Zero Waste Blog
Check the blog to stay updated on what’s happening locally, to learn about strategies for reducing waste, and more!
Plastic Free July – complete!August 7, 2018
July is over and with it the Plastic Free July challenge! First off, big congratulations to everyone who participated. Whether you refused one straw or avoided all single-use plastics entirely, give yourself a pat on the back! We hope this challenge has made visible all the ways that disposability has infiltrated our society. From plastic in the produce section to the little stopper in your disposable coffee cups, single-use items are all around us.
We are excited to announce that Roslyn Woodcock is the winner of the plastic free prize pack from Riverside Grocery.
Roslyn was one of the first people to sign up, and even challenged the rest of the Whitehorse City Council to participate. Congrats Roslyn!
A special mention goes to Steve Roddick who shared his dedication to the challenge online and inspired many people to ditch single use plastics beyond July.
It’s no small feat to avoid single-use plastics. They are ubiquitous, and so ingrained in our daily lives that we hardly stop to think about it. Writes Leyla Acaroglu in her essay Design for Disposability:

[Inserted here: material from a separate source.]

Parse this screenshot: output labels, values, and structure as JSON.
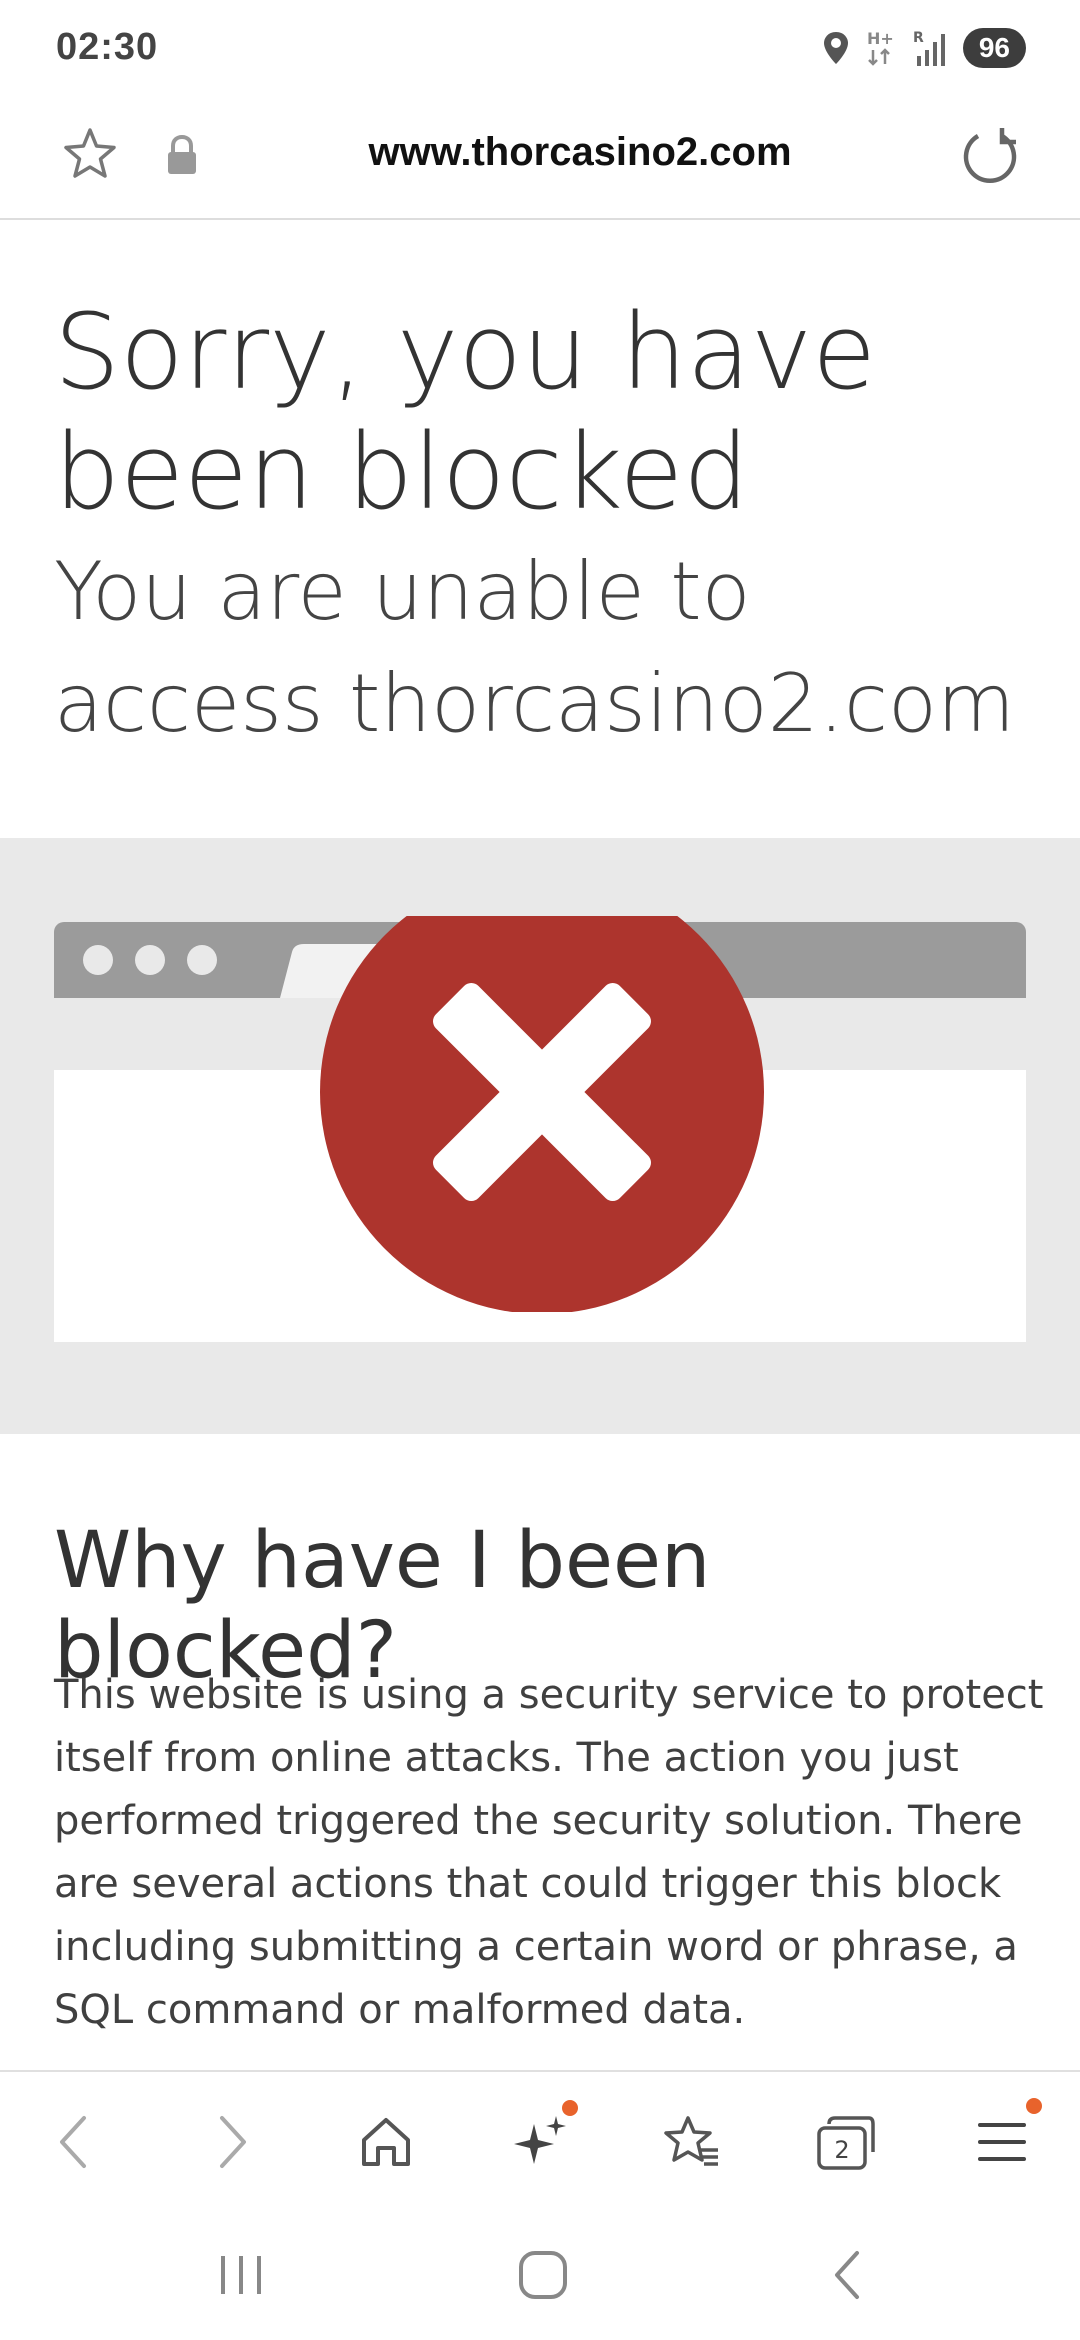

“Within 50 years we have moved from everyday reusable products to single-use disposable items that are a blight on our wallets and the environment. Countries spend billions of dollars every year to build and manage landfills that just compress and bury this stuff. While people complain about dirty cities and giant ocean plastic waste islands, producers continue to deflect all responsibility for the end of life management of their products, and designers are complacent in the perpetuation of stuff designed for disposability.”
This last sentence is key. Often the consumer takes much of the blame for the plastic pollution crisis we have found ourselves in. However, product producers continue to design new and diverse disposable packaging to drive profits and increase convenience. In British Columbia, there are over 15 extended producer responsibility (EPR) programs in place. These programs manage many consumer products such as packaging, printed paper, electronics, appliances, tires, used oil, and more. Under an EPR system, producers are responsible for funding the end-of-life management of their products. This creates incentive to design products that can be recycled, and allows for better collection and recycling of these products.
Some of our favourite Plastic Free July experiences!
We set up shop at Wykes’ Your Independent Grocer to remind people to bring their reusable bags and hand out Zero Waste Yukon bags to those that forgot. Really impressed how many shoppers were bringing their own bags already!
Handing out bags at the Independent.
Earlier this month we shared an interesting article about plastic bag use in different countries. Did you know that Danes use on average about 4 single-use plastic bags each year? This is in stark contrast to the US, where the average person uses a bag per day. We asked our followers to show us their favourite reusable shopping bags, and we had some great responses!
Our favourite reusable bags people shared
We also hosted a workshop on creating beesewax wraps, a reusable alternative to plastic wrap, at the Fireweed Community Market. Everyone who stopped by took home their own beeswax wrap!
We learned this month that the City of Whitehorse water bottle refill stations have filled the equivalent of over 270,000 single use bottles since 2010! Here’s to continued efforts by City staff and administration to eliminate single-use.
Stay tuned for more from Zero Waste Yukon as we work to eliminate disposability and single-use plastics in Yukon!